Sesan, Vancouver, Karate, Kobudo, Kitsilano, Higaonna Kanyu Kanzaki sensei performing Kanyu no Sesan kata

From time to time Kanzaki sensei would recollect to me about his time learning Tou’on-ryu from Kyoda Juhatsu in the 1950s and 1960s. He shared some great stories, but often he would tell me how much of an influence Higaonna Kanryo had on Kyoda. I don’t doubt this as there are many anecdotes and much circumstantial evidence to support this. One only has to look at the name of Kyoda’s style Tou’on-ryu [東恩流] which uses the first two kanji of Kanryo’s last name, Higaonna [東恩納]. However, I think there is more going on in that name than meets the eye.

Besides Higaonna Kanryo, Kyoda Juhatsu had two other teachers: Yabu Kentsu and Higaonna Kanyu (I suppose you could add Go Kenki I think that because they were close in age and part of the Kenkyukai that they were more likely peers). Yabu is a well-known figure in Okinawa Karate-do and much has been written about him.

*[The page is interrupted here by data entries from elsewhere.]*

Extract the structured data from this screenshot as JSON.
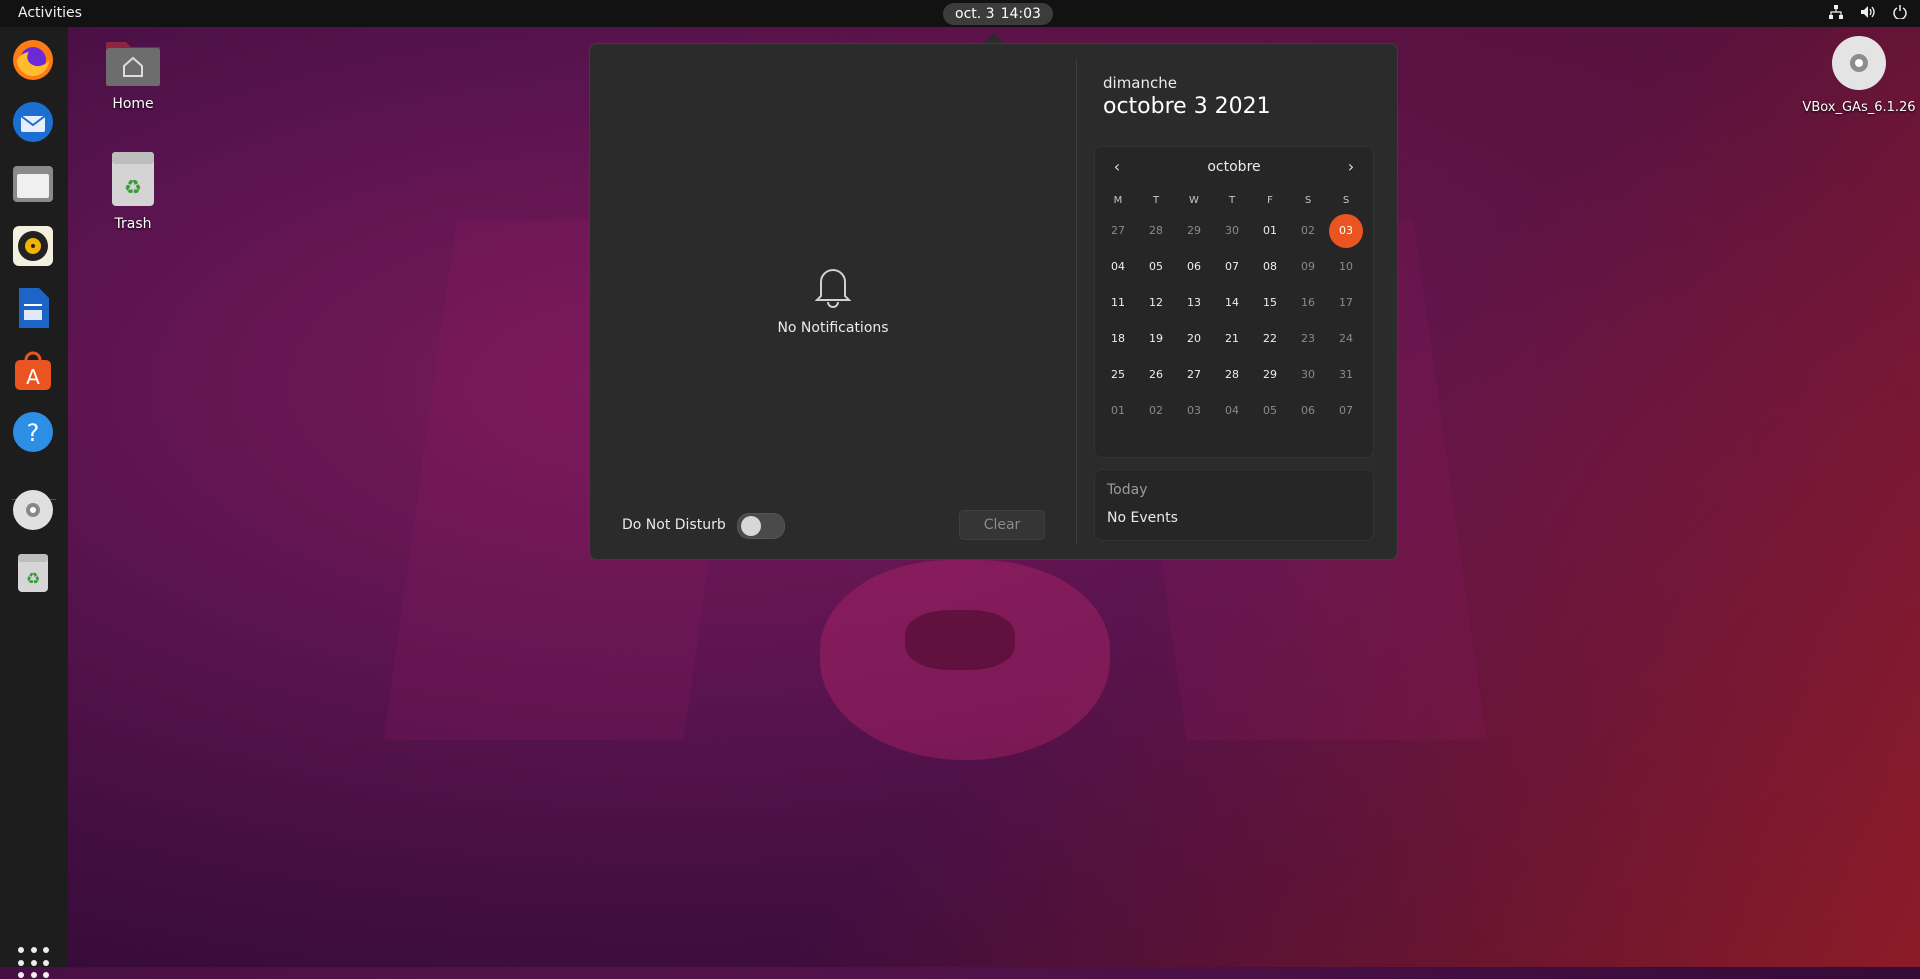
{
  "topbar": {
    "activities": "Activities",
    "clock_date": "oct. 3",
    "clock_time": "14:03",
    "tray": [
      "network-icon",
      "volume-icon",
      "power-icon"
    ]
  },
  "dock": {
    "items": [
      "firefox-icon",
      "thunderbird-icon",
      "files-icon",
      "rhythmbox-icon",
      "writer-icon",
      "software-icon",
      "help-icon",
      "disc-icon",
      "trash-icon"
    ],
    "show_apps": "app-grid-icon"
  },
  "desktop": {
    "home_label": "Home",
    "trash_label": "Trash",
    "vbox_label": "VBox_GAs_6.1.26"
  },
  "notifications": {
    "empty_text": "No Notifications",
    "dnd_label": "Do Not Disturb",
    "clear_label": "Clear"
  },
  "calendar": {
    "day_name": "dimanche",
    "full_date": "octobre 3 2021",
    "month": "octobre",
    "weekdays": [
      "M",
      "T",
      "W",
      "T",
      "F",
      "S",
      "S"
    ],
    "weeks": [
      [
        "27",
        "28",
        "29",
        "30",
        "01",
        "02",
        "03"
      ],
      [
        "04",
        "05",
        "06",
        "07",
        "08",
        "09",
        "10"
      ],
      [
        "11",
        "12",
        "13",
        "14",
        "15",
        "16",
        "17"
      ],
      [
        "18",
        "19",
        "20",
        "21",
        "22",
        "23",
        "24"
      ],
      [
        "25",
        "26",
        "27",
        "28",
        "29",
        "30",
        "31"
      ],
      [
        "01",
        "02",
        "03",
        "04",
        "05",
        "06",
        "07"
      ]
    ],
    "today": "03",
    "accent": "#e95420"
  },
  "events": {
    "title": "Today",
    "empty": "No Events"
  }
}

In contrast, Kanyu is a much less-known in the history of Okinawa Karate-do and we could go as far as saying that he was a minor figure. What is important about Kanyu however, is not his fame but his relationship with HIgaonna Kanryo and Kyoda Juhatsu. Kanyu was the cousin of Kanryo and although he was better known as a musician he was also a practitioner of Karate.

What few people know is that Juhatsu’s first teacher might actually have been Kanyu, not Kanryo. His mother, Omito, was a relative of Higaonna Kanyu and she brought Juhatsu to him to learn Karate. Besides learning Kanyu’s Sesan kata, Kyoda also learned Kanryo’s version. Although Kanyu’s Sesan followed the basic template of most Sesan kata, it differs significantly in places. Therefore Kyoda knew two versions of Sesan kata.

Many years later when Kyoda was living on the Japanese mainland teaching his Tou’on-ryu to Kanzaki, he would flip-flop on which version of Sesan he would pass on to him. Sometimes he would even say that he would take the best techniques of both and combine them into a new version of Sesan. Ultimately, he taught Kanzaki the Kanyu version of Sesan and not the Kanryo version (1).

I’ve always found this decision a little strange given that Kyoda by all accounts was a devoted student of Kanryo and named his style of Karate-do after him. Lately, however, I’ve came to a different conclusion. I think that Tou’on-ryu actually represents both Higaonnas; Kanryo and Kanyu. Now, I don’t think Kyoda was really conscious of this, but his waffling of whether to teach Kanzaki the Kanyu or Kanryo version of Sesan, or to combine them instead seems to hint at this reason.

Its just speculation on my part of course, but I think this is something to consider.

(1) I asked Kanzaki if Kyoda had ever shown him the Kanryo version of Sesan and if so was it the same as the Goju-ryu version. Sadly he replied that he had never seen Kyoda. I followed up by asking him if he had seen Juko, Kyoda’s son, perform the kata, and replied that Juko never learned it either. Personally I find it sad that Kyoda did not pass on Kanryo’s version as it would have been interesting to compare it to the Goju-ryu / Miyagi version of the same kata.